Back at RAF Waddington we were warmly welcomed to their new home. Historic pictures of the team hang proudly in the corridors and they appear to have settled in well. It was a privilege to be there and observe the de-brief between Flt Lt James Turner and Flt Lt Stu Roberts. Here’s what we learned…
- The relationship between Red 6 & 7, the Synchro lead and Synchro Two is a very special one.
- Red 6, Flt Lt James Turner selects his #2 from the 2nd or 3rd year pilots
- Both 6 & 7 are experienced Typhoon Pilots
- Red 6 is responsible for training Reds 6-9 or
- Reds 6-9 are affectionately called ‘Hanna’ after founding member Ray Hanna
- The debrief is not a time for praise!
- Both pilots are expected to watch, highlight and explain their own errors as the video of the practise is viewed. These are then discussed at length.
- The debrief is calm, factual and uses a lot of technical language!
My burning question was a very human one. “As I watch the display, especially manoeuvres like the Boomerang, my stomach is churning. I presume you are not terrified but how is this possible?”
”I have total trust in my team members. I have to to believe they will do what they have been trained to do. The job we do does not leave room for doubt and we all have to have faith in the inputs we make. During the training phase I very often have to accept a 'leap of faith moment'.Flt James Turner
My guests and I enjoyed time with the engineers learning about their vital contribution to a successful season as well as having the opportunity to chat to OC RAFAT, Adam Collins. I asked Adam about the number of Red Arrows pilots for 2023.
”For safety reasons we will be flying an 8 ship formation at air displays this season. This is due to the unplanned departure of 2 pilots from the team and the RAF last year, quick replacement of our team members is not possible without compromising safety of the team and spectators. Major flypasts will be flown with 9 aircraft.Wing Commander Adam Collins

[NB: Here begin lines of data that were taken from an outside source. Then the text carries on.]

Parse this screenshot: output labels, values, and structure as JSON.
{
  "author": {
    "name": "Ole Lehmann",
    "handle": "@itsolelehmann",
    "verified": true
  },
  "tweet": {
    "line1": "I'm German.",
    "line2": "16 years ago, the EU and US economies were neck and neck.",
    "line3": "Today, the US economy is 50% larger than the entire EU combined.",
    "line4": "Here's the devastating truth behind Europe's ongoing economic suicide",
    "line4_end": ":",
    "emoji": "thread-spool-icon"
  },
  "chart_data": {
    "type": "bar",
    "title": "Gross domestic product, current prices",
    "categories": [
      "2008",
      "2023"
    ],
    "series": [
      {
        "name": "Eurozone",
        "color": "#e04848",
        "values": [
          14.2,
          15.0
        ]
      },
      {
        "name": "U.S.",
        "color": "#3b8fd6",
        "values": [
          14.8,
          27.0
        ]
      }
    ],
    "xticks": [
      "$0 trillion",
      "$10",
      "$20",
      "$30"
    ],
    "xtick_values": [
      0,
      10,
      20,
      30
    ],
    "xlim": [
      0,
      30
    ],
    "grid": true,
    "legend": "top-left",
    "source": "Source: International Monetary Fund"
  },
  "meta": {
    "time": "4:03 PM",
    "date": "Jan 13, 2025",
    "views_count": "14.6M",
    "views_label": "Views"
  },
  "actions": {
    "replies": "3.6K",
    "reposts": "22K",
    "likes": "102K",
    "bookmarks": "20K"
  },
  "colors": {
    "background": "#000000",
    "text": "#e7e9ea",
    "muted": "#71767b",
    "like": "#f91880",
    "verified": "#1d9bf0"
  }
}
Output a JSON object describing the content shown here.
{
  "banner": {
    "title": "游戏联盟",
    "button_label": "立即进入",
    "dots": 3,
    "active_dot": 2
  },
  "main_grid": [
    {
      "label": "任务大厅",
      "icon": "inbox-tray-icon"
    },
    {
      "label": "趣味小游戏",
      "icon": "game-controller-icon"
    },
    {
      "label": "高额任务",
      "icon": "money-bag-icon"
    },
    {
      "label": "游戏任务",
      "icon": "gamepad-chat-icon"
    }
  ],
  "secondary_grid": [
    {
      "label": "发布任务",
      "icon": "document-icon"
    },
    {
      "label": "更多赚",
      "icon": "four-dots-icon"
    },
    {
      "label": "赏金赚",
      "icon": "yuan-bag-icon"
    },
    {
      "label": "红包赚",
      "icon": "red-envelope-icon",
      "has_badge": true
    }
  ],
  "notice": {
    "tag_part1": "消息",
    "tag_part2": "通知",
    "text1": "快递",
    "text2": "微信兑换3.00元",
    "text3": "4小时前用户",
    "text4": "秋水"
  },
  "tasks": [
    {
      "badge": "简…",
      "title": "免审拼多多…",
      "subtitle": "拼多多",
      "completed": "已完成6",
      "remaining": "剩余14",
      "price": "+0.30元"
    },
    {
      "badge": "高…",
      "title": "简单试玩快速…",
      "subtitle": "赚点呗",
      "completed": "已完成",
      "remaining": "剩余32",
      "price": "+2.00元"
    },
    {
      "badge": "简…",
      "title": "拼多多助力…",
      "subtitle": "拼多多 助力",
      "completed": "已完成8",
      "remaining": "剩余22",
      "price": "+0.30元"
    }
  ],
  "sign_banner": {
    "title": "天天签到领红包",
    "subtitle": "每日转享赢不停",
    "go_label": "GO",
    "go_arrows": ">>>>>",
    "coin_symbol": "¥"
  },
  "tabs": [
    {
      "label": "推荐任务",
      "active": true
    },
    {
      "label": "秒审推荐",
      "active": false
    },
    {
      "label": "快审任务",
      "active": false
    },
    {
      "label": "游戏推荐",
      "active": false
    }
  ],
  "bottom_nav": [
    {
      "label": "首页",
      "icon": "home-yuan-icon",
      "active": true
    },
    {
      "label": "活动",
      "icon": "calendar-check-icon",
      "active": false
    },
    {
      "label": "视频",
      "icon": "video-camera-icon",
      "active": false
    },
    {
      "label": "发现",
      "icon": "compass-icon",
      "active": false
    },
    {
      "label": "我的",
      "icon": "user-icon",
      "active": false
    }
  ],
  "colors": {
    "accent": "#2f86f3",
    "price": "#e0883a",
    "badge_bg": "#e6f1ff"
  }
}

It was a perfect day, an absolute joy and privilege to be part of. I was delighted to accept a wonderful gift from the team as a thank you for our sponsorship, it was also a good time to pass on some personalised luggage tags.